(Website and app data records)
◇ ◇ ◇ ◇ ◇

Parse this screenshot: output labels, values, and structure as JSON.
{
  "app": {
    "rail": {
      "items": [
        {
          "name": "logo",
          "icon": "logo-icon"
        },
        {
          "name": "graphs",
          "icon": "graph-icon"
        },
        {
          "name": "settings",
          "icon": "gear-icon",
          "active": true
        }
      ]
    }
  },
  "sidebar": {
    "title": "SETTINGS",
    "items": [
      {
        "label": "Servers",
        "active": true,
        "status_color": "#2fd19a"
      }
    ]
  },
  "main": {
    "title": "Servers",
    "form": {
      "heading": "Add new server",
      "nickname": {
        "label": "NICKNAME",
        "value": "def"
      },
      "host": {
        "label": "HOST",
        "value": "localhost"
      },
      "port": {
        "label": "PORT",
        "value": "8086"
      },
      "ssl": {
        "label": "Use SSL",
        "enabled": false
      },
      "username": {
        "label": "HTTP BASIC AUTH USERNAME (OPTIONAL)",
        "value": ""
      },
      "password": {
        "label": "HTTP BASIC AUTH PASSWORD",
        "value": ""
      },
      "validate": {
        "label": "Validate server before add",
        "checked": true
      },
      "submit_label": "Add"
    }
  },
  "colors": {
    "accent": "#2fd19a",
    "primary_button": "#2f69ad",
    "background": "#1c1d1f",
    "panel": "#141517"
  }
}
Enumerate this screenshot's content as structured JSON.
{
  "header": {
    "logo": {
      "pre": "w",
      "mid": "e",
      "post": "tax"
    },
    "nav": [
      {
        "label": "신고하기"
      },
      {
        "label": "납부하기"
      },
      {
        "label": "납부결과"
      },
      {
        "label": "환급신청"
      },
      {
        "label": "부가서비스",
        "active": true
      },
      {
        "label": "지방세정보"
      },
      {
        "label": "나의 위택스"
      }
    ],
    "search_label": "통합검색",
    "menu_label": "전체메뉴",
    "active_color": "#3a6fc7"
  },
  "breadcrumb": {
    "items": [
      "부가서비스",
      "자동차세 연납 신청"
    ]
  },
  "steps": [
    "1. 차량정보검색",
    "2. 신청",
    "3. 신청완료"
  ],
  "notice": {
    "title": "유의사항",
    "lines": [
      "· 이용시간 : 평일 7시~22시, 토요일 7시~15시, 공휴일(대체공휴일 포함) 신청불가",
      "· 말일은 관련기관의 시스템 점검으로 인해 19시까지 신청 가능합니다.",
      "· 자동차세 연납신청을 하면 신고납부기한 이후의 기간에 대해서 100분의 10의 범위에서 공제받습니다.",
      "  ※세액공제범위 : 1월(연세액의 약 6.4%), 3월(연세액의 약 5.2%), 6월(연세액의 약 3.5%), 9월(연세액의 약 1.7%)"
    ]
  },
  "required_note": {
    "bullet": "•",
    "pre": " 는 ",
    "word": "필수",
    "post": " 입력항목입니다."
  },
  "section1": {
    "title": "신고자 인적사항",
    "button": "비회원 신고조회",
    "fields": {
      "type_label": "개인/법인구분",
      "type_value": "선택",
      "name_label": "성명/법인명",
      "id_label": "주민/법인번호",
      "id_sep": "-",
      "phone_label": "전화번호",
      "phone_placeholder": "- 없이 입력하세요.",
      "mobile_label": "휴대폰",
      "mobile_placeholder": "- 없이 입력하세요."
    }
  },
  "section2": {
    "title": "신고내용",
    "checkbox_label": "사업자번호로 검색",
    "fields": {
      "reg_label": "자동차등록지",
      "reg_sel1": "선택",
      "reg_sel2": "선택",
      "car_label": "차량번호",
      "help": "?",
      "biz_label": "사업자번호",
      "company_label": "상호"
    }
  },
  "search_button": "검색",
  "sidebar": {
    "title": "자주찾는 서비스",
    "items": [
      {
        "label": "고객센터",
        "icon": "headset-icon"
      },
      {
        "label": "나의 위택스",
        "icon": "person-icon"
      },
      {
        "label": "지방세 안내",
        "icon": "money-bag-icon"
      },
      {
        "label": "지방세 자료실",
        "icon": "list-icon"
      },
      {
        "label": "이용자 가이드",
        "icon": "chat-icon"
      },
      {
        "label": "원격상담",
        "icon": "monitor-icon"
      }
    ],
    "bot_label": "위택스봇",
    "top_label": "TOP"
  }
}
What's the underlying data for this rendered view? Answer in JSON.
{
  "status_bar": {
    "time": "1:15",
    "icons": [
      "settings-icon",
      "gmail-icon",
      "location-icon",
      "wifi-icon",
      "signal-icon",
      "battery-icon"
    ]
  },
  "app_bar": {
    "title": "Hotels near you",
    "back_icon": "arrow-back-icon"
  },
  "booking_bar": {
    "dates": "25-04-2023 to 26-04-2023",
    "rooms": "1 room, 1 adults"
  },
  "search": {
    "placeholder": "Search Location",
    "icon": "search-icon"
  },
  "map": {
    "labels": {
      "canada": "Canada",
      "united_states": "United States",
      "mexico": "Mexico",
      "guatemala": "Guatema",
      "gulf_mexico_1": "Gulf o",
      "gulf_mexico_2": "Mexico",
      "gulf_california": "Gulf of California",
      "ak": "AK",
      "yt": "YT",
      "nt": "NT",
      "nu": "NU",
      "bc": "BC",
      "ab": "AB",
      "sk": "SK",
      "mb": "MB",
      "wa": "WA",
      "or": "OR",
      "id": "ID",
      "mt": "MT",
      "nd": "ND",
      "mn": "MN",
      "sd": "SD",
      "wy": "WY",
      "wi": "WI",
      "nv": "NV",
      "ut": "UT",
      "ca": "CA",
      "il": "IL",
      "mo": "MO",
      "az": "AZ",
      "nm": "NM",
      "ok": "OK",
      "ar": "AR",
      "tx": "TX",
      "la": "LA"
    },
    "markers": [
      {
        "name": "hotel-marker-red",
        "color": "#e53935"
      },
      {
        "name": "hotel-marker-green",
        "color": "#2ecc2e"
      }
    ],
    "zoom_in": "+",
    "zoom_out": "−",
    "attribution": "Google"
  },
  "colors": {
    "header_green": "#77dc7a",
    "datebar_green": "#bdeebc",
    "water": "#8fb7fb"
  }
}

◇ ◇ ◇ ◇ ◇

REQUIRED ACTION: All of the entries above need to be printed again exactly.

WRITTEN ANSWER:
Parse this screenshot: output labels, values, and structure as JSON.
{
  "app": {
    "rail": {
      "items": [
        {
          "name": "logo",
          "icon": "logo-icon"
        },
        {
          "name": "graphs",
          "icon": "graph-icon"
        },
        {
          "name": "settings",
          "icon": "gear-icon",
          "active": true
        }
      ]
    }
  },
  "sidebar": {
    "title": "SETTINGS",
    "items": [
      {
        "label": "Servers",
        "active": true,
        "status_color": "#2fd19a"
      }
    ]
  },
  "main": {
    "title": "Servers",
    "form": {
      "heading": "Add new server",
      "nickname": {
        "label": "NICKNAME",
        "value": "def"
      },
      "host": {
        "label": "HOST",
        "value": "localhost"
      },
      "port": {
        "label": "PORT",
        "value": "8086"
      },
      "ssl": {
        "label": "Use SSL",
        "enabled": false
      },
      "username": {
        "label": "HTTP BASIC AUTH USERNAME (OPTIONAL)",
        "value": ""
      },
      "password": {
        "label": "HTTP BASIC AUTH PASSWORD",
        "value": ""
      },
      "validate": {
        "label": "Validate server before add",
        "checked": true
      },
      "submit_label": "Add"
    }
  },
  "colors": {
    "accent": "#2fd19a",
    "primary_button": "#2f69ad",
    "background": "#1c1d1f",
    "panel": "#141517"
  }
}
Enumerate this screenshot's content as structured JSON.
{
  "header": {
    "logo": {
      "pre": "w",
      "mid": "e",
      "post": "tax"
    },
    "nav": [
      {
        "label": "신고하기"
      },
      {
        "label": "납부하기"
      },
      {
        "label": "납부결과"
      },
      {
        "label": "환급신청"
      },
      {
        "label": "부가서비스",
        "active": true
      },
      {
        "label": "지방세정보"
      },
      {
        "label": "나의 위택스"
      }
    ],
    "search_label": "통합검색",
    "menu_label": "전체메뉴",
    "active_color": "#3a6fc7"
  },
  "breadcrumb": {
    "items": [
      "부가서비스",
      "자동차세 연납 신청"
    ]
  },
  "steps": [
    "1. 차량정보검색",
    "2. 신청",
    "3. 신청완료"
  ],
  "notice": {
    "title": "유의사항",
    "lines": [
      "· 이용시간 : 평일 7시~22시, 토요일 7시~15시, 공휴일(대체공휴일 포함) 신청불가",
      "· 말일은 관련기관의 시스템 점검으로 인해 19시까지 신청 가능합니다.",
      "· 자동차세 연납신청을 하면 신고납부기한 이후의 기간에 대해서 100분의 10의 범위에서 공제받습니다.",
      "  ※세액공제범위 : 1월(연세액의 약 6.4%), 3월(연세액의 약 5.2%), 6월(연세액의 약 3.5%), 9월(연세액의 약 1.7%)"
    ]
  },
  "required_note": {
    "bullet": "•",
    "pre": " 는 ",
    "word": "필수",
    "post": " 입력항목입니다."
  },
  "section1": {
    "title": "신고자 인적사항",
    "button": "비회원 신고조회",
    "fields": {
      "type_label": "개인/법인구분",
      "type_value": "선택",
      "name_label": "성명/법인명",
      "id_label": "주민/법인번호",
      "id_sep": "-",
      "phone_label": "전화번호",
      "phone_placeholder": "- 없이 입력하세요.",
      "mobile_label": "휴대폰",
      "mobile_placeholder": "- 없이 입력하세요."
    }
  },
  "section2": {
    "title": "신고내용",
    "checkbox_label": "사업자번호로 검색",
    "fields": {
      "reg_label": "자동차등록지",
      "reg_sel1": "선택",
      "reg_sel2": "선택",
      "car_label": "차량번호",
      "help": "?",
      "biz_label": "사업자번호",
      "company_label": "상호"
    }
  },
  "search_button": "검색",
  "sidebar": {
    "title": "자주찾는 서비스",
    "items": [
      {
        "label": "고객센터",
        "icon": "headset-icon"
      },
      {
        "label": "나의 위택스",
        "icon": "person-icon"
      },
      {
        "label": "지방세 안내",
        "icon": "money-bag-icon"
      },
      {
        "label": "지방세 자료실",
        "icon": "list-icon"
      },
      {
        "label": "이용자 가이드",
        "icon": "chat-icon"
      },
      {
        "label": "원격상담",
        "icon": "monitor-icon"
      }
    ],
    "bot_label": "위택스봇",
    "top_label": "TOP"
  }
}
What's the underlying data for this rendered view? Answer in JSON.
{
  "status_bar": {
    "time": "1:15",
    "icons": [
      "settings-icon",
      "gmail-icon",
      "location-icon",
      "wifi-icon",
      "signal-icon",
      "battery-icon"
    ]
  },
  "app_bar": {
    "title": "Hotels near you",
    "back_icon": "arrow-back-icon"
  },
  "booking_bar": {
    "dates": "25-04-2023 to 26-04-2023",
    "rooms": "1 room, 1 adults"
  },
  "search": {
    "placeholder": "Search Location",
    "icon": "search-icon"
  },
  "map": {
    "labels": {
      "canada": "Canada",
      "united_states": "United States",
      "mexico": "Mexico",
      "guatemala": "Guatema",
      "gulf_mexico_1": "Gulf o",
      "gulf_mexico_2": "Mexico",
      "gulf_california": "Gulf of California",
      "ak": "AK",
      "yt": "YT",
      "nt": "NT",
      "nu": "NU",
      "bc": "BC",
      "ab": "AB",
      "sk": "SK",
      "mb": "MB",
      "wa": "WA",
      "or": "OR",
      "id": "ID",
      "mt": "MT",
      "nd": "ND",
      "mn": "MN",
      "sd": "SD",
      "wy": "WY",
      "wi": "WI",
      "nv": "NV",
      "ut": "UT",
      "ca": "CA",
      "il": "IL",
      "mo": "MO",
      "az": "AZ",
      "nm": "NM",
      "ok": "OK",
      "ar": "AR",
      "tx": "TX",
      "la": "LA"
    },
    "markers": [
      {
        "name": "hotel-marker-red",
        "color": "#e53935"
      },
      {
        "name": "hotel-marker-green",
        "color": "#2ecc2e"
      }
    ],
    "zoom_in": "+",
    "zoom_out": "−",
    "attribution": "Google"
  },
  "colors": {
    "header_green": "#77dc7a",
    "datebar_green": "#bdeebc",
    "water": "#8fb7fb"
  }
}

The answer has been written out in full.